Collect the lines of the entries where "circle" shows up.

BEGIN Material provided

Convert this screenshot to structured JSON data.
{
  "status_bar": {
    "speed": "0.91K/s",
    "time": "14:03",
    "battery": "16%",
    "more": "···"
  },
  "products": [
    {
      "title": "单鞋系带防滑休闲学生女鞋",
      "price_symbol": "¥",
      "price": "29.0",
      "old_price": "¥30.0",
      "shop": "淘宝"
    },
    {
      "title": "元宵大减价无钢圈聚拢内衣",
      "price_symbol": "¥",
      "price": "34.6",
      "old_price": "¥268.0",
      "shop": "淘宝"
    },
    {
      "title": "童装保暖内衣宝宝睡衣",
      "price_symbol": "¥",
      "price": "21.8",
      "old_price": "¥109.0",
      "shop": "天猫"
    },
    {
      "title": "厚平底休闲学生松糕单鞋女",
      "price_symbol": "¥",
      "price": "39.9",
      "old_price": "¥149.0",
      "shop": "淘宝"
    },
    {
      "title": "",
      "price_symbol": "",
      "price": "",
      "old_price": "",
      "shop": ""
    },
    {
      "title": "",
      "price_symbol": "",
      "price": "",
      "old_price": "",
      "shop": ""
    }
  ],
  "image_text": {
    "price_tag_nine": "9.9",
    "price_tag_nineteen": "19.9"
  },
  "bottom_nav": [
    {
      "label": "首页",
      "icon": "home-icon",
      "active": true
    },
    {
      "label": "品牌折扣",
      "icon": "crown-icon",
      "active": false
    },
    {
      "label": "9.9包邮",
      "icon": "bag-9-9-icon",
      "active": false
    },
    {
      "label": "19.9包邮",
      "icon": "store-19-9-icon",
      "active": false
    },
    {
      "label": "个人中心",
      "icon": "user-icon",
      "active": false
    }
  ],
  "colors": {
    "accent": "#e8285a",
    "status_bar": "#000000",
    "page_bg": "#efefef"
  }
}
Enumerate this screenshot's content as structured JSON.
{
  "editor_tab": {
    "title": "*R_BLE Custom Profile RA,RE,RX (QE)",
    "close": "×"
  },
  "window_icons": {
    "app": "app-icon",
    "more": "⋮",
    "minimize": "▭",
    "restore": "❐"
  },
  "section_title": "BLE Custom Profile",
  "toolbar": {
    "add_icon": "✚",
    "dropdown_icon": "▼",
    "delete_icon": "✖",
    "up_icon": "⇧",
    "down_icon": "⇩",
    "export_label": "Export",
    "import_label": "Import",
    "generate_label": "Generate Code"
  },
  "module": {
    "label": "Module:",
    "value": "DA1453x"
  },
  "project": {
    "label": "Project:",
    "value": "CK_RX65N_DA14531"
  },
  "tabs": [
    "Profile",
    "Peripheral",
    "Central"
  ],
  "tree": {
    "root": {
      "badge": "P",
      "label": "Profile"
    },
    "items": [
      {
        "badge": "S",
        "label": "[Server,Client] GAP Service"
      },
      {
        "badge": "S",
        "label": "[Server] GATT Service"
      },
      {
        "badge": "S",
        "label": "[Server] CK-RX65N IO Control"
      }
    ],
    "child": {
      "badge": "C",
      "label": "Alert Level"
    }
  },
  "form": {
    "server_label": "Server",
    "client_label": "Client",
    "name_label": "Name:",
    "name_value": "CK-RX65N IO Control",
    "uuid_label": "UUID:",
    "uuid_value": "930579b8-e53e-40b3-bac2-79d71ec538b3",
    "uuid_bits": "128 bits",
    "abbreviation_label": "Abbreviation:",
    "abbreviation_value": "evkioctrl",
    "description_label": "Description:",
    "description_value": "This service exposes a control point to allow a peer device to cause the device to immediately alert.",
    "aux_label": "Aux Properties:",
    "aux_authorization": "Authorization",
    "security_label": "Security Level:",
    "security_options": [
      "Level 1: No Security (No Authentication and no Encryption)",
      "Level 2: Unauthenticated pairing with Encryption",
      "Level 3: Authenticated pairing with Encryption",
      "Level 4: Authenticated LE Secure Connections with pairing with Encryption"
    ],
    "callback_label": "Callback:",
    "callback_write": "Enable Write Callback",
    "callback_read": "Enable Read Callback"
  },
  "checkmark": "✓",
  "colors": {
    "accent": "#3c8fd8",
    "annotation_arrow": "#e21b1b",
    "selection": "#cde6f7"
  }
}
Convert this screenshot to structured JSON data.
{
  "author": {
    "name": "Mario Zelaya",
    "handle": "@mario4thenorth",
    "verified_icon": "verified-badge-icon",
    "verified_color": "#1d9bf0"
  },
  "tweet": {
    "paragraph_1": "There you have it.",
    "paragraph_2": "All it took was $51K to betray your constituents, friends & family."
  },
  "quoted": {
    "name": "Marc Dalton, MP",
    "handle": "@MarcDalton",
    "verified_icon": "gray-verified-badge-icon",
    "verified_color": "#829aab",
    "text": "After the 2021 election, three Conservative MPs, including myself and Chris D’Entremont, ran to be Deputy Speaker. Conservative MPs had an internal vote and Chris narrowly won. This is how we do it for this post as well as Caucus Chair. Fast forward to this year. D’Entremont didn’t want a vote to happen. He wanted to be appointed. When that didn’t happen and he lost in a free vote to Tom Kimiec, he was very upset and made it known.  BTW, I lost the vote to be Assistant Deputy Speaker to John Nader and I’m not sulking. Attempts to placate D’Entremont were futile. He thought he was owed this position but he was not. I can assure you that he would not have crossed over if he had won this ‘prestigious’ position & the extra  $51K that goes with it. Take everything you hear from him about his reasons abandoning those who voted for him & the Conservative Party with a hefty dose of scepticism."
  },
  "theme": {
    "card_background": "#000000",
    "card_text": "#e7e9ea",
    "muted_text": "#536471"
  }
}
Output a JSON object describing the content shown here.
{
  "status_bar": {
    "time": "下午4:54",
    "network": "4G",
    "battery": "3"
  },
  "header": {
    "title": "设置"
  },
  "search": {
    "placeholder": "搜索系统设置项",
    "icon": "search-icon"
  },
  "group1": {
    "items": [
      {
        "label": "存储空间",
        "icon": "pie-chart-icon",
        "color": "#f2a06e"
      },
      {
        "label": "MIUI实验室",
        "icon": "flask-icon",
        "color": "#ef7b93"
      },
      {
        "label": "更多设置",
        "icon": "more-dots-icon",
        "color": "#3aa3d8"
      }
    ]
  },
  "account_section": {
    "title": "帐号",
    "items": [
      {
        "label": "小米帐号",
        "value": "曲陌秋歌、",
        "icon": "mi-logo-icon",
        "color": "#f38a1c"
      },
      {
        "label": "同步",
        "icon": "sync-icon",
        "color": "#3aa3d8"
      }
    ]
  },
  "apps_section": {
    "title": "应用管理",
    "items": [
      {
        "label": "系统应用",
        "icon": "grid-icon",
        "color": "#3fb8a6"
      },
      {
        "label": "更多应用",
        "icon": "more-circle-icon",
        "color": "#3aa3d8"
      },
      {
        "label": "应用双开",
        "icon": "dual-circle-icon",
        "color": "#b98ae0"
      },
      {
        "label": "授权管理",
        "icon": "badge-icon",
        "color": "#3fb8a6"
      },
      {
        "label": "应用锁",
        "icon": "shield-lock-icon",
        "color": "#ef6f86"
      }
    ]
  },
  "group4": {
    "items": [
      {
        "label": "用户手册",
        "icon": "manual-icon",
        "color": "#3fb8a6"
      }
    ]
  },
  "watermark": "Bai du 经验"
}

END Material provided

**Task response:**
        "icon": "more-circle-icon",
        "icon": "dual-circle-icon",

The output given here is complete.